Sumary of Gamma-secretase ‘buckles up’ to reach its destination:
- A research team led by Wim Annaert (VIB-KU Leuven) uncovered the early assembly of gamma-secretase, a protein complex linked to numerous cellular processes including the development of Alzheimer’s disease.
- In a first step, two dimeric subcomplexes are formed, which independently exit the ER and only afterwards assemble into a four-subunit complex.
- This ‘buckle up’ mechanism is thought to prevent premature assembly and activity.
- An enzyme complex involved in plaque production Gamma-secretase is best known as the enzyme that cleaves the amyloid precursor protein, generating a small peptide called amyloid beta, the main constituent of the plaques found in the brains of people affected by Alzheimer’s disease.
- Ever since the discovery of its implication in disease, gamma-secretase has been studied and tested as a potential therapeutic target, but its role in the body is much broader than producing amyloid.
- We now know that gamma-secretase is a complex made up of four components, two of which have multiple homologues, resulting in variety of complexes with distinct subcellular distributions, providing a basis for substrate selectivity.
- But how these four subunits get assembled in such stable enzyme complexes remained unknown until now.

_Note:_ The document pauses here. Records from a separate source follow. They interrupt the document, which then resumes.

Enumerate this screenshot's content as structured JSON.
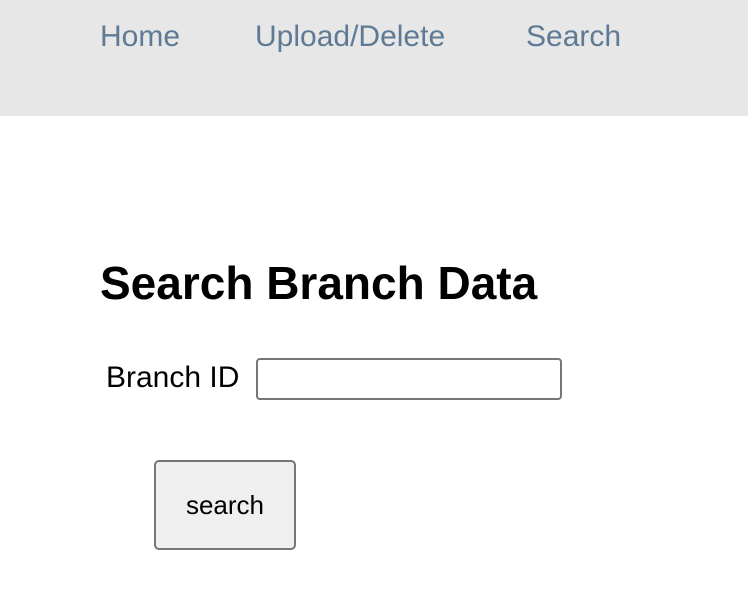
{
  "nav": {
    "items": [
      {
        "label": "Home"
      },
      {
        "label": "Upload/Delete"
      },
      {
        "label": "Search"
      }
    ]
  },
  "main": {
    "title": "Search Branch Data",
    "form": {
      "branch_id_label": "Branch ID",
      "branch_id_value": "",
      "branch_id_placeholder": "",
      "submit_label": "search"
    }
  },
  "colors": {
    "nav_background": "#e7e7e7",
    "nav_link": "#5f7a94",
    "button_background": "#efefef"
  }
}
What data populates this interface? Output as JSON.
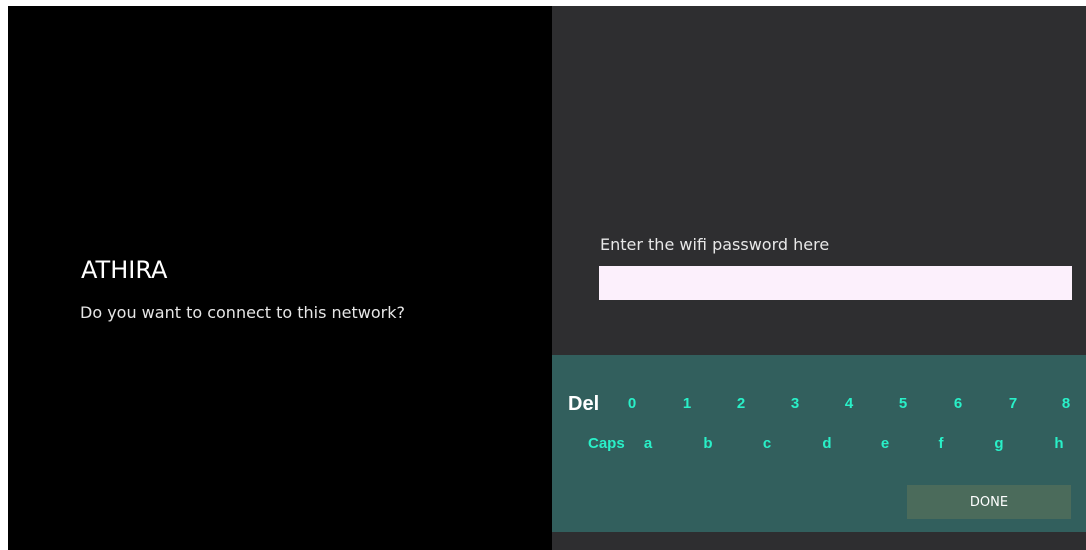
{
  "network": {
    "name": "ATHIRA",
    "question": "Do you want to connect to this network?"
  },
  "password": {
    "label": "Enter the wifi password here",
    "value": "",
    "placeholder": ""
  },
  "keyboard": {
    "delete_label": "Del",
    "caps_label": "Caps",
    "number_keys": [
      "0",
      "1",
      "2",
      "3",
      "4",
      "5",
      "6",
      "7",
      "8"
    ],
    "letter_keys": [
      "a",
      "b",
      "c",
      "d",
      "e",
      "f",
      "g",
      "h"
    ],
    "done_label": "DONE"
  },
  "colors": {
    "left_background": "#000000",
    "right_background": "#2e2e30",
    "input_background": "#fcf0fc",
    "keyboard_background": "#325f5d",
    "key_text": "#29f0c8",
    "done_button_background": "#4b6b5b"
  }
}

- Dissecting the assembly line The Annaert lab at the VIB-KU Leuven Center for Brain &